- Required work -
Going line by line through the records below, count those with the word "this" and give only the count.

- Data -
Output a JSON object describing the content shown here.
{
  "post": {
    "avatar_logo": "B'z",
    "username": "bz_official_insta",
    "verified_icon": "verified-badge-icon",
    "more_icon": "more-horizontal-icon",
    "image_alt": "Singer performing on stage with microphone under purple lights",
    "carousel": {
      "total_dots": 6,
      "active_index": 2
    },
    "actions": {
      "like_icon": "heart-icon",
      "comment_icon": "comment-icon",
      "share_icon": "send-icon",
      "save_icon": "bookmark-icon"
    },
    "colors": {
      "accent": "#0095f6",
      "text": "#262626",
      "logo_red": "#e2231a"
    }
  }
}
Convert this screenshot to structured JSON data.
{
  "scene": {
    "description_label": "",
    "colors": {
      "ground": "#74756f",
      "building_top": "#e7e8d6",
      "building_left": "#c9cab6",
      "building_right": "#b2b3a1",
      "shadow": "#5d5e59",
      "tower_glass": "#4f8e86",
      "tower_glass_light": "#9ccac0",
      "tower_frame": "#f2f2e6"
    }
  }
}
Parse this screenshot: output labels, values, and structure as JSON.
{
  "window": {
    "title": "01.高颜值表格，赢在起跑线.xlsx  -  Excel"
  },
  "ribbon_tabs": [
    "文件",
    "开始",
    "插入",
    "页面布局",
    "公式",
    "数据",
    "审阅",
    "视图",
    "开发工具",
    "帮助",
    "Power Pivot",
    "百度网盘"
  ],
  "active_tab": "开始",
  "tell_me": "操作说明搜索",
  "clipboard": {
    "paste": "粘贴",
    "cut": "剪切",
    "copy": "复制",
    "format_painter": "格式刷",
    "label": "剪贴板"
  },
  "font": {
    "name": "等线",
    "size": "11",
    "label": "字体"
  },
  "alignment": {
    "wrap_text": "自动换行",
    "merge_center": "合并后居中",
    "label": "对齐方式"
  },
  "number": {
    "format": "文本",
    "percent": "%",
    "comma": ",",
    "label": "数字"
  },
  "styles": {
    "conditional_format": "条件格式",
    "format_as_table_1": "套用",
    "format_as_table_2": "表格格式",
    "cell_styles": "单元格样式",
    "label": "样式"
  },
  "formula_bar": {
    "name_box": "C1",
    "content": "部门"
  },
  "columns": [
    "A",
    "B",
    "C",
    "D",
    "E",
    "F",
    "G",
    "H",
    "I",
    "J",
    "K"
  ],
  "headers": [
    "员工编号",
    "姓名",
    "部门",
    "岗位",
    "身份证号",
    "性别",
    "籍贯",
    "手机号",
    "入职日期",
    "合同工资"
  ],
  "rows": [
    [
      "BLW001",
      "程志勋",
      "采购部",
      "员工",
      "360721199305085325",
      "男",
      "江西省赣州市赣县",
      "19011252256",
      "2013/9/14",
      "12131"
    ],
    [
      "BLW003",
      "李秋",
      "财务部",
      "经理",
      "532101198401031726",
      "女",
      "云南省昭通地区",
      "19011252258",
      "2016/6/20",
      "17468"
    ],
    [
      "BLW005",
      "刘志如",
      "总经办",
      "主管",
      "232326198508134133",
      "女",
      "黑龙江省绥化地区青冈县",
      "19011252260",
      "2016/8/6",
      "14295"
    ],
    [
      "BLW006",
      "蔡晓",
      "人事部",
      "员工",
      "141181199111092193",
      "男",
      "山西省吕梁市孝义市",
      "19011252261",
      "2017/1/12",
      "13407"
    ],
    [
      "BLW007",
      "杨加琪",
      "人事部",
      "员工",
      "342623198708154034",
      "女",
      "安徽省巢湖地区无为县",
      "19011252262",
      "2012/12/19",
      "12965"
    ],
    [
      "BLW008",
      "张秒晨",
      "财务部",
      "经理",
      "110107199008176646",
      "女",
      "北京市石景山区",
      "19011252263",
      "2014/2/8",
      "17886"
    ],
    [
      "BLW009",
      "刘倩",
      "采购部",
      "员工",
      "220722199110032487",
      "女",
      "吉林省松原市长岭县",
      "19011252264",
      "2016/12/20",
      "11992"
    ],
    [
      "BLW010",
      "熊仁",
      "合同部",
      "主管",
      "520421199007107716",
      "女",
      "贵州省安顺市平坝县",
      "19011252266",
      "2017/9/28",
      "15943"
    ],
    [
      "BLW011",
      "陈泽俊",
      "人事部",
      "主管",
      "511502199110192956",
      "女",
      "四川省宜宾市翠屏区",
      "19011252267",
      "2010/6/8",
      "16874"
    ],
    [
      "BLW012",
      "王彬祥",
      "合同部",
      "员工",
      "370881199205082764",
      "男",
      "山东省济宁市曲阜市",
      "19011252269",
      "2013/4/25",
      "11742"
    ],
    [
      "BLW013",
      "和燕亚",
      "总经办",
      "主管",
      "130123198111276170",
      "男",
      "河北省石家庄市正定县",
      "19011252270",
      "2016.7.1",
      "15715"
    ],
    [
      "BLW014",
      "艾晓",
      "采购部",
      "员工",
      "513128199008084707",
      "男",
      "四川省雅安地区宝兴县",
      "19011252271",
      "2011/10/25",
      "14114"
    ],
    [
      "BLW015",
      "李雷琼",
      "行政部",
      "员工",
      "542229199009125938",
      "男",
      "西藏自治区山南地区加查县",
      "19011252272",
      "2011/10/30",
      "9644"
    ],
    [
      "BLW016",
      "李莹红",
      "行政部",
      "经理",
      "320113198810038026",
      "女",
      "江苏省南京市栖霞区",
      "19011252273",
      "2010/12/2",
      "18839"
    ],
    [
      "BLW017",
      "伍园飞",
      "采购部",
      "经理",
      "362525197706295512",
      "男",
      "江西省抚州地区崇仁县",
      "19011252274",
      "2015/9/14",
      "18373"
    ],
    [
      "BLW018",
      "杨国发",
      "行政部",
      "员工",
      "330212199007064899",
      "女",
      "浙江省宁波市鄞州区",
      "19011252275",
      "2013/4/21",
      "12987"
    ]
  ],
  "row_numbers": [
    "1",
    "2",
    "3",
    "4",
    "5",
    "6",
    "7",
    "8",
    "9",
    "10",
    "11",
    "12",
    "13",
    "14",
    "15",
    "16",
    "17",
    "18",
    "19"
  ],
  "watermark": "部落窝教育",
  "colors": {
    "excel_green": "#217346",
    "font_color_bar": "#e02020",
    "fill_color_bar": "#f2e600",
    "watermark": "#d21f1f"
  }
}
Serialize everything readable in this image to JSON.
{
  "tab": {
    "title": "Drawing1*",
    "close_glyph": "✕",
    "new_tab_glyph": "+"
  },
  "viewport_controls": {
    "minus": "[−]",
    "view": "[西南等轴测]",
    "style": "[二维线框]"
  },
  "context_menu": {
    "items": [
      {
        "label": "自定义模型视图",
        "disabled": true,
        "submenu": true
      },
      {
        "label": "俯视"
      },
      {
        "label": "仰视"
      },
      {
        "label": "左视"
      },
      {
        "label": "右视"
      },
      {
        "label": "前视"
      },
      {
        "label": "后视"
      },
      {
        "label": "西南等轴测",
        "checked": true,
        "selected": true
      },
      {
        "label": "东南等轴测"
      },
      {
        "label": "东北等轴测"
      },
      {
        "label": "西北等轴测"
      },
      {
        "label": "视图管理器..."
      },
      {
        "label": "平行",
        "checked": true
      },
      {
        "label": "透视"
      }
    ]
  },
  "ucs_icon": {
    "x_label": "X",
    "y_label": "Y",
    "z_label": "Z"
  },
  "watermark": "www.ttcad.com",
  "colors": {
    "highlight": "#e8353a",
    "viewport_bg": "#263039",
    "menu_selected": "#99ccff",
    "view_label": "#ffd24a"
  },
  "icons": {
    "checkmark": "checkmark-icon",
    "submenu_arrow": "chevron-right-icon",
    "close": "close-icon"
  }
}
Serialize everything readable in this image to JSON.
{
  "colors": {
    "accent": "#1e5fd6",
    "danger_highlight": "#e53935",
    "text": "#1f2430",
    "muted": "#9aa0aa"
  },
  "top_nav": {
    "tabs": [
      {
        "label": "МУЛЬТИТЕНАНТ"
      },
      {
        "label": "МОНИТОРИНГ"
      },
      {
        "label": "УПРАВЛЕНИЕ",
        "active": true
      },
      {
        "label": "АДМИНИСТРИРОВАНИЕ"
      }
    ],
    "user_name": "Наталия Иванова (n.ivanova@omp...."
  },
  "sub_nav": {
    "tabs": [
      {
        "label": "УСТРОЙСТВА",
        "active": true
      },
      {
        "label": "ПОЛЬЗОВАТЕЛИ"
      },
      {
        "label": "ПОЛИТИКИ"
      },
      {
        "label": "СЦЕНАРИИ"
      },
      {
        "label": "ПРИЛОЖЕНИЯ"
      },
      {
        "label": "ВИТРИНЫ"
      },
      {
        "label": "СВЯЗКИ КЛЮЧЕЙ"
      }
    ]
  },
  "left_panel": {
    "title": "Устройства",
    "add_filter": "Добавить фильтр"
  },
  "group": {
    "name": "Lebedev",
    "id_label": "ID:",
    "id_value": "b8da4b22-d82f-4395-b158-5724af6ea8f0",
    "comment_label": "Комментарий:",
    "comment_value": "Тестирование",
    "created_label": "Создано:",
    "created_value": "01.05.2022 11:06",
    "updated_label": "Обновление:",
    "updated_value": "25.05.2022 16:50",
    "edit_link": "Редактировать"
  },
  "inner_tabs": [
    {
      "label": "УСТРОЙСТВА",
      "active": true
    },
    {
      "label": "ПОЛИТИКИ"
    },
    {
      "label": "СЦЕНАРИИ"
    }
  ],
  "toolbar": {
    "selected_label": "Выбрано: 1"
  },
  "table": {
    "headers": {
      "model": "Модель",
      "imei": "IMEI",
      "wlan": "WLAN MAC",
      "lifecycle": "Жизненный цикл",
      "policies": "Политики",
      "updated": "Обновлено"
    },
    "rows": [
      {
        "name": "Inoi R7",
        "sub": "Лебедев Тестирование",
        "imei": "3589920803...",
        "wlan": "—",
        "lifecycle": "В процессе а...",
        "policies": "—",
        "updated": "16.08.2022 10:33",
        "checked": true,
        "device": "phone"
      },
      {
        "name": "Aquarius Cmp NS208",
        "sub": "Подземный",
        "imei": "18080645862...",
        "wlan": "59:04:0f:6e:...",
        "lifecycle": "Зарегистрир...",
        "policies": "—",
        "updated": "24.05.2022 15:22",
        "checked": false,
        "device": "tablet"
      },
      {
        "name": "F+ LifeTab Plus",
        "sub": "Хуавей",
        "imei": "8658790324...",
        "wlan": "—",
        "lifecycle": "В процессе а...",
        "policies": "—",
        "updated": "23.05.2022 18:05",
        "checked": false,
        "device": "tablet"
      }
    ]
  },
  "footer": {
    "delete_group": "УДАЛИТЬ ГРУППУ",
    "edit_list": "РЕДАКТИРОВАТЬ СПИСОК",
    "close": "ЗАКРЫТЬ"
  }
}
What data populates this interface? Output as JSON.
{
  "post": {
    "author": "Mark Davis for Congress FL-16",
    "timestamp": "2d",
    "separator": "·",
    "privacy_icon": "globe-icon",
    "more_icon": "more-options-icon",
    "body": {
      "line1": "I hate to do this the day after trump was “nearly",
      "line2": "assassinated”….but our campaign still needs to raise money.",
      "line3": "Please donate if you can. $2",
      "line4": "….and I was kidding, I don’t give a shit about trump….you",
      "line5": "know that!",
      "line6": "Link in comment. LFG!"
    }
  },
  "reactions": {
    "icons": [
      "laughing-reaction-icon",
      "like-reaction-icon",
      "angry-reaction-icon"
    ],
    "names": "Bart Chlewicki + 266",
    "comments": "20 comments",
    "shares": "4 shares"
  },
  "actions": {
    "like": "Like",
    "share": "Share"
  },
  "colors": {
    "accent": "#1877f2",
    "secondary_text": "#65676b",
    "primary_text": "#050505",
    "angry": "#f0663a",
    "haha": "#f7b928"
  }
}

- Answer for the task -
6